(Component data from apps and pages)
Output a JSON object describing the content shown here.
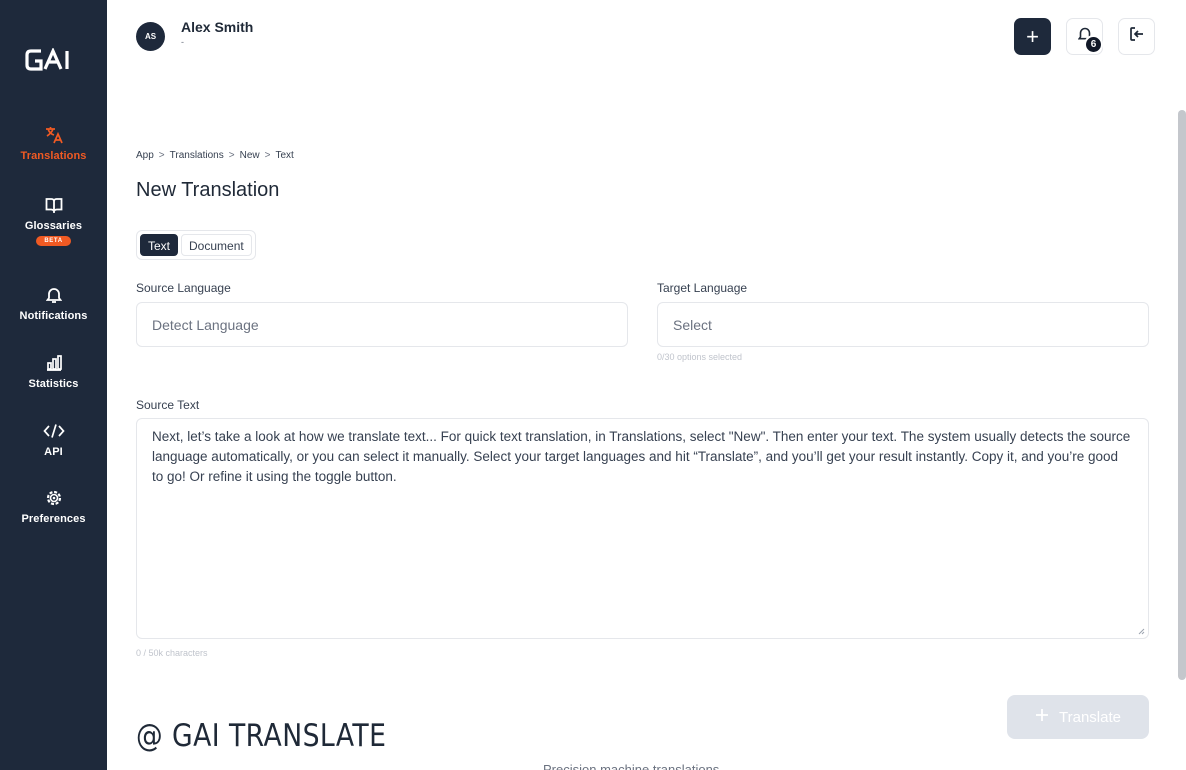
{
  "sidebar": {
    "logo": "GAI",
    "items": [
      {
        "label": "Translations",
        "icon": "translate-icon",
        "active": true
      },
      {
        "label": "Glossaries",
        "icon": "book-icon",
        "badge": "BETA"
      },
      {
        "label": "Notifications",
        "icon": "bell-icon"
      },
      {
        "label": "Statistics",
        "icon": "chart-icon"
      },
      {
        "label": "API",
        "icon": "code-icon"
      },
      {
        "label": "Preferences",
        "icon": "gear-icon"
      }
    ]
  },
  "header": {
    "avatar_initials": "AS",
    "user_name": "Alex Smith",
    "user_sub": "-",
    "add_label": "+",
    "notification_count": "6"
  },
  "breadcrumb": [
    "App",
    "Translations",
    "New",
    "Text"
  ],
  "breadcrumb_sep": ">",
  "page_title": "New Translation",
  "tabs": [
    "Text",
    "Document"
  ],
  "form": {
    "source_language_label": "Source Language",
    "source_language_placeholder": "Detect Language",
    "target_language_label": "Target Language",
    "target_language_placeholder": "Select",
    "target_hint": "0/30 options selected",
    "source_text_label": "Source Text",
    "source_text_value": "Next, let’s take a look at how we translate text... For quick text translation, in Translations, select \"New\". Then enter your text. The system usually detects the source language automatically, or you can select it manually. Select your target languages and hit “Translate”, and you’ll get your result instantly. Copy it, and you’re good to go! Or refine it using the toggle button.",
    "char_count": "0 / 50k characters"
  },
  "translate_button": "Translate",
  "watermark": "@ GAI TRANSLATE",
  "footer_text": "Precision machine translations",
  "colors": {
    "sidebar_bg": "#1e293b",
    "accent": "#f05a23"
  }
}
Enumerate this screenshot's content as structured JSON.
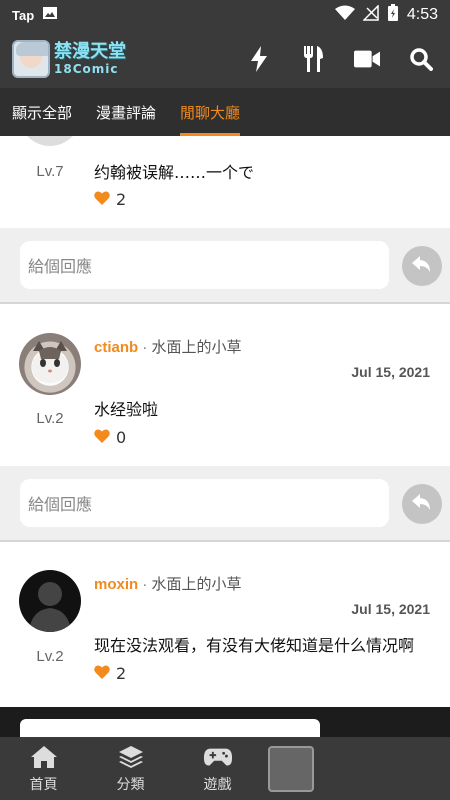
{
  "status_bar": {
    "left_label": "Tap",
    "time": "4:53"
  },
  "app": {
    "logo_line1": "禁漫天堂",
    "logo_line2": "18Comic"
  },
  "tabs": [
    {
      "label": "顯示全部",
      "active": false
    },
    {
      "label": "漫畫評論",
      "active": false
    },
    {
      "label": "閒聊大廳",
      "active": true
    }
  ],
  "reply_placeholder": "給個回應",
  "comments": [
    {
      "level": "Lv.7",
      "content": "约翰被误解……一个で",
      "likes": "2"
    },
    {
      "username": "ctianb",
      "separator": "·",
      "user_title": "水面上的小草",
      "date": "Jul 15, 2021",
      "level": "Lv.2",
      "content": "水经验啦",
      "likes": "0"
    },
    {
      "username": "moxin",
      "separator": "·",
      "user_title": "水面上的小草",
      "date": "Jul 15, 2021",
      "level": "Lv.2",
      "content": "现在没法观看，有没有大佬知道是什么情况啊",
      "likes": "2"
    }
  ],
  "bottom_nav": [
    {
      "label": "首頁",
      "icon": "home-icon"
    },
    {
      "label": "分類",
      "icon": "layers-icon"
    },
    {
      "label": "遊戲",
      "icon": "gamepad-icon"
    }
  ],
  "colors": {
    "accent": "#f28a1e",
    "bar": "#3a3a3a",
    "tabbar": "#2f2f2f"
  }
}
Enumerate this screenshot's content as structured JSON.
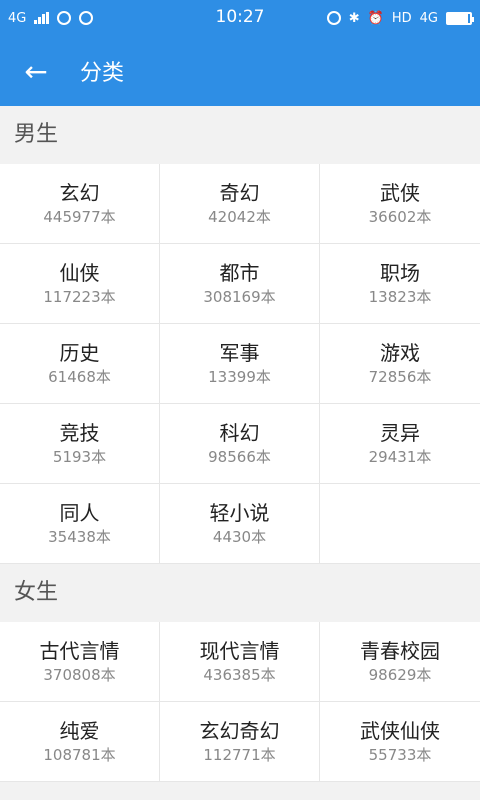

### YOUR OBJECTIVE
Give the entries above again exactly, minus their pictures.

### EXERCISE RESULT
Output a JSON object describing the content shown here.
{
  "sidebar": {
    "logo": "GAI",
    "items": [
      {
        "label": "Translations",
        "icon": "translate-icon",
        "active": true
      },
      {
        "label": "Glossaries",
        "icon": "book-icon",
        "badge": "BETA"
      },
      {
        "label": "Notifications",
        "icon": "bell-icon"
      },
      {
        "label": "Statistics",
        "icon": "chart-icon"
      },
      {
        "label": "API",
        "icon": "code-icon"
      },
      {
        "label": "Preferences",
        "icon": "gear-icon"
      }
    ]
  },
  "header": {
    "avatar_initials": "AS",
    "user_name": "Alex Smith",
    "user_sub": "-",
    "add_label": "+",
    "notification_count": "6"
  },
  "breadcrumb": [
    "App",
    "Translations",
    "New",
    "Text"
  ],
  "breadcrumb_sep": ">",
  "page_title": "New Translation",
  "tabs": [
    "Text",
    "Document"
  ],
  "form": {
    "source_language_label": "Source Language",
    "source_language_placeholder": "Detect Language",
    "target_language_label": "Target Language",
    "target_language_placeholder": "Select",
    "target_hint": "0/30 options selected",
    "source_text_label": "Source Text",
    "source_text_value": "Next, let’s take a look at how we translate text... For quick text translation, in Translations, select \"New\". Then enter your text. The system usually detects the source language automatically, or you can select it manually. Select your target languages and hit “Translate”, and you’ll get your result instantly. Copy it, and you’re good to go! Or refine it using the toggle button.",
    "char_count": "0 / 50k characters"
  },
  "translate_button": "Translate",
  "watermark": "@ GAI TRANSLATE",
  "footer_text": "Precision machine translations",
  "colors": {
    "sidebar_bg": "#1e293b",
    "accent": "#f05a23"
  }
}
Enumerate this screenshot's content as structured JSON.
{
  "status_bar": {
    "left_label": "Tap",
    "time": "4:53"
  },
  "app": {
    "logo_line1": "禁漫天堂",
    "logo_line2": "18Comic"
  },
  "tabs": [
    {
      "label": "顯示全部",
      "active": false
    },
    {
      "label": "漫畫評論",
      "active": false
    },
    {
      "label": "閒聊大廳",
      "active": true
    }
  ],
  "reply_placeholder": "給個回應",
  "comments": [
    {
      "level": "Lv.7",
      "content": "约翰被误解……一个で",
      "likes": "2"
    },
    {
      "username": "ctianb",
      "separator": "·",
      "user_title": "水面上的小草",
      "date": "Jul 15, 2021",
      "level": "Lv.2",
      "content": "水经验啦",
      "likes": "0"
    },
    {
      "username": "moxin",
      "separator": "·",
      "user_title": "水面上的小草",
      "date": "Jul 15, 2021",
      "level": "Lv.2",
      "content": "现在没法观看，有没有大佬知道是什么情况啊",
      "likes": "2"
    }
  ],
  "bottom_nav": [
    {
      "label": "首頁",
      "icon": "home-icon"
    },
    {
      "label": "分類",
      "icon": "layers-icon"
    },
    {
      "label": "遊戲",
      "icon": "gamepad-icon"
    }
  ],
  "colors": {
    "accent": "#f28a1e",
    "bar": "#3a3a3a",
    "tabbar": "#2f2f2f"
  }
}
Enumerate this screenshot's content as structured JSON.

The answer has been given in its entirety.